[What to do] Every record, apart from its pictures, should be repeated exactly.

[Data for analysis]
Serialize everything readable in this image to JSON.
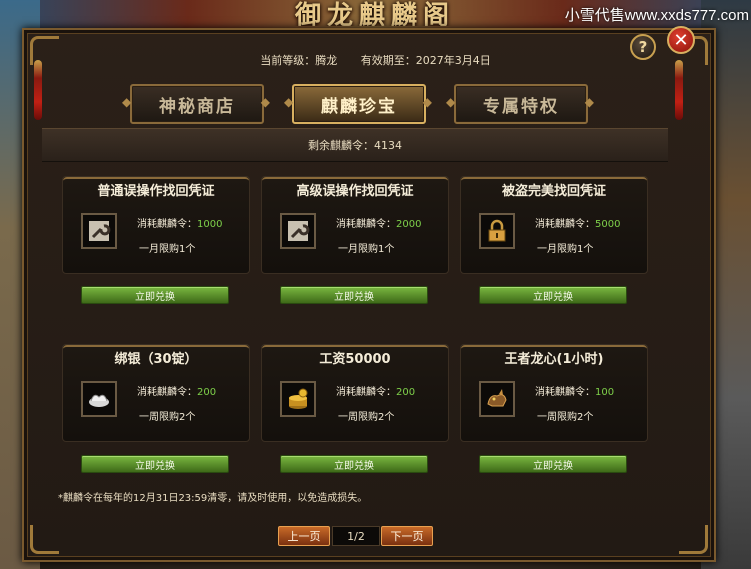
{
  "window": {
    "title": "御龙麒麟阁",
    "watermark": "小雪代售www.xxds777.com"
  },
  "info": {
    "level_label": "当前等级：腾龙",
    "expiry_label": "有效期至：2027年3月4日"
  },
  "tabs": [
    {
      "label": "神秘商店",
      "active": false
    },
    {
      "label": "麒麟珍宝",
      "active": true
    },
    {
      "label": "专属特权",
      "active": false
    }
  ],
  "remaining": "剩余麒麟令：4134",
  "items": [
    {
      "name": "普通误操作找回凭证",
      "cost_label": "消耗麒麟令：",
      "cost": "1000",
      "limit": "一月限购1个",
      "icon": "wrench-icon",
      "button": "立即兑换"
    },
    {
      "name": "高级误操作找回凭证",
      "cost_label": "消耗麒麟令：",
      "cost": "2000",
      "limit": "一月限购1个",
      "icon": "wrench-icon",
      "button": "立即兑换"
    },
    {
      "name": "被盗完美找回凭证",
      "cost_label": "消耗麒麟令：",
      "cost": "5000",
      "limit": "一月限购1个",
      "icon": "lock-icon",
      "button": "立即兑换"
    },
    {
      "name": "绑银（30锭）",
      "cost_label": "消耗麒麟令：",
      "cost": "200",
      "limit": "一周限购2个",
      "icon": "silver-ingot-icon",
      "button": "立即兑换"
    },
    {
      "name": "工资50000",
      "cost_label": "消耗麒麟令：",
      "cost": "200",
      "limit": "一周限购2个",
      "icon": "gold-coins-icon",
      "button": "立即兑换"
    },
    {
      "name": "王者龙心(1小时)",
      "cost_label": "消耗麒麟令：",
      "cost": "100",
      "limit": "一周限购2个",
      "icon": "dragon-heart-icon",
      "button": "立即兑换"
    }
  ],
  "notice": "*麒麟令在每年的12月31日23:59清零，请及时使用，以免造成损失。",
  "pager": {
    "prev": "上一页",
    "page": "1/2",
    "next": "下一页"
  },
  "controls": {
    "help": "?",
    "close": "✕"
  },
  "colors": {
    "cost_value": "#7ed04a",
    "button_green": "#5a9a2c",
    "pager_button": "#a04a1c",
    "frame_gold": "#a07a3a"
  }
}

[Result for this exercise]
Serialize everything readable in this image to JSON.
{
  "window": {
    "title": "御龙麒麟阁",
    "watermark": "小雪代售www.xxds777.com"
  },
  "info": {
    "level_label": "当前等级：腾龙",
    "expiry_label": "有效期至：2027年3月4日"
  },
  "tabs": [
    {
      "label": "神秘商店",
      "active": false
    },
    {
      "label": "麒麟珍宝",
      "active": true
    },
    {
      "label": "专属特权",
      "active": false
    }
  ],
  "remaining": "剩余麒麟令：4134",
  "items": [
    {
      "name": "普通误操作找回凭证",
      "cost_label": "消耗麒麟令：",
      "cost": "1000",
      "limit": "一月限购1个",
      "icon": "wrench-icon",
      "button": "立即兑换"
    },
    {
      "name": "高级误操作找回凭证",
      "cost_label": "消耗麒麟令：",
      "cost": "2000",
      "limit": "一月限购1个",
      "icon": "wrench-icon",
      "button": "立即兑换"
    },
    {
      "name": "被盗完美找回凭证",
      "cost_label": "消耗麒麟令：",
      "cost": "5000",
      "limit": "一月限购1个",
      "icon": "lock-icon",
      "button": "立即兑换"
    },
    {
      "name": "绑银（30锭）",
      "cost_label": "消耗麒麟令：",
      "cost": "200",
      "limit": "一周限购2个",
      "icon": "silver-ingot-icon",
      "button": "立即兑换"
    },
    {
      "name": "工资50000",
      "cost_label": "消耗麒麟令：",
      "cost": "200",
      "limit": "一周限购2个",
      "icon": "gold-coins-icon",
      "button": "立即兑换"
    },
    {
      "name": "王者龙心(1小时)",
      "cost_label": "消耗麒麟令：",
      "cost": "100",
      "limit": "一周限购2个",
      "icon": "dragon-heart-icon",
      "button": "立即兑换"
    }
  ],
  "notice": "*麒麟令在每年的12月31日23:59清零，请及时使用，以免造成损失。",
  "pager": {
    "prev": "上一页",
    "page": "1/2",
    "next": "下一页"
  },
  "controls": {
    "help": "?",
    "close": "✕"
  },
  "colors": {
    "cost_value": "#7ed04a",
    "button_green": "#5a9a2c",
    "pager_button": "#a04a1c",
    "frame_gold": "#a07a3a"
  }
}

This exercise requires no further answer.